If you ever feel that you’d like a change from Trust work – don’t forget to consider being Hon. Sec. [Honorary Secretary] of this mob. I have several ‘projects’ (un-connected with the War) which I would like to get going for the benefit of man(and woman)kind but they would take all my time and energy.
Meanwhile, the North East lot (about twenty of them, with a local Lt. Col. as President) want to host this year’s A.G.M. up there in Geordieland. I’m not keen, because many (maybe most) of our members can’t afford a night’s B.& B. But it is only fair to let them ask members for their reaction. I favour Leeds or Brum (as in previous years). Then there is the Whitehall Armistice Parade. Ten attended last November and we are expecting twenty this year. Last November one chap collapsed (history of heart attacks). When he came-round he found Claude struggling to get his false teeth out. Except that he hasn’t got false teeth.
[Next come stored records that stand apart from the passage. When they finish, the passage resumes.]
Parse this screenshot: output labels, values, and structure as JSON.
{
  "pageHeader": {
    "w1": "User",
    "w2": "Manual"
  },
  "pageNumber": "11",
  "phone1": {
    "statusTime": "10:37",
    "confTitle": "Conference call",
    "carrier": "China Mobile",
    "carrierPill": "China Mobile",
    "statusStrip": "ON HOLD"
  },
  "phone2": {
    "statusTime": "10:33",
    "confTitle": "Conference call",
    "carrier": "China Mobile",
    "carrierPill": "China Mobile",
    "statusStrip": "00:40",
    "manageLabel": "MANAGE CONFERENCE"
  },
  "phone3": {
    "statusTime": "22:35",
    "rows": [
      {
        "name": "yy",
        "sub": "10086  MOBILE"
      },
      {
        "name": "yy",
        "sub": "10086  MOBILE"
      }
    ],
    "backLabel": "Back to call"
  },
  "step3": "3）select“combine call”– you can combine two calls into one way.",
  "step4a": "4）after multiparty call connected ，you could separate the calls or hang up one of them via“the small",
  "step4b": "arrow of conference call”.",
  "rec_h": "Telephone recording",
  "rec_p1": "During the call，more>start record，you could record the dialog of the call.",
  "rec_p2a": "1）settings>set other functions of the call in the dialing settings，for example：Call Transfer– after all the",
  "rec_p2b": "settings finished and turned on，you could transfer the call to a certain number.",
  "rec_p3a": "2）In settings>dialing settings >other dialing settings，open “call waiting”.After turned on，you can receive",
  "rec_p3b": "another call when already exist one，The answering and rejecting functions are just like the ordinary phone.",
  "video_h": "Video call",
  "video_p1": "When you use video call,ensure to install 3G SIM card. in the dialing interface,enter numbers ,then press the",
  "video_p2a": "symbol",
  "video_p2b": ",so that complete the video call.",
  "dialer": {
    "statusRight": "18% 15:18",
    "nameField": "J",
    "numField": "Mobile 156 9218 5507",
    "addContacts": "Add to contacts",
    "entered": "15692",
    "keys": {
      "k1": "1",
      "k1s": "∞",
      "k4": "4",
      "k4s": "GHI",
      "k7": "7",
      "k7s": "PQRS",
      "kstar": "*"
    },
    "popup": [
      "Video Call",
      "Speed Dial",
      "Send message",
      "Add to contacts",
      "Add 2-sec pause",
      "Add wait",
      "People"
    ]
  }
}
If you have any info, about my ‘help’ letters, or that ‘Order to Stay-put at the Armistice’ (which resulted in thousands being shipped off to Stalags) I’d be pleased to know.
[Digital page 20]
[Page title] Places passed en route to Christmas dinner
6th September 1943 to 29th October 1943
Borgo S. Siro [Annotated text] Out 6.4.43
Mortara [Annotated text] Caught 9.9.43
Cava Manara [Annotated text] Out 10.9.43 Caught / Out 11.9.43
Roc di Giorgio
Borgo Val di Taro
S. Pierre a Sieve
Borgo S. Lorenzo
Citta di Castello
[Annotated text] I think they’re in order (Diary away at the moment) [Text continues]
Luco ne Marsi
through Parco N. d’Abbruzzo
Opi San Donato Settefratti
Castel S. Vincenzo
[Digital page 21]
[Map] PRISONER OF WAR CAMPS
PUBLISHED BY THE RED CROSS & ST. JOHN WAR ORGANISATION
[Index] to Camps
[Indexes continue down the right side of page]
[Annotated red line drawn over map to indicate route taken, with the marginal comment in red ink, ‘very roughly!’]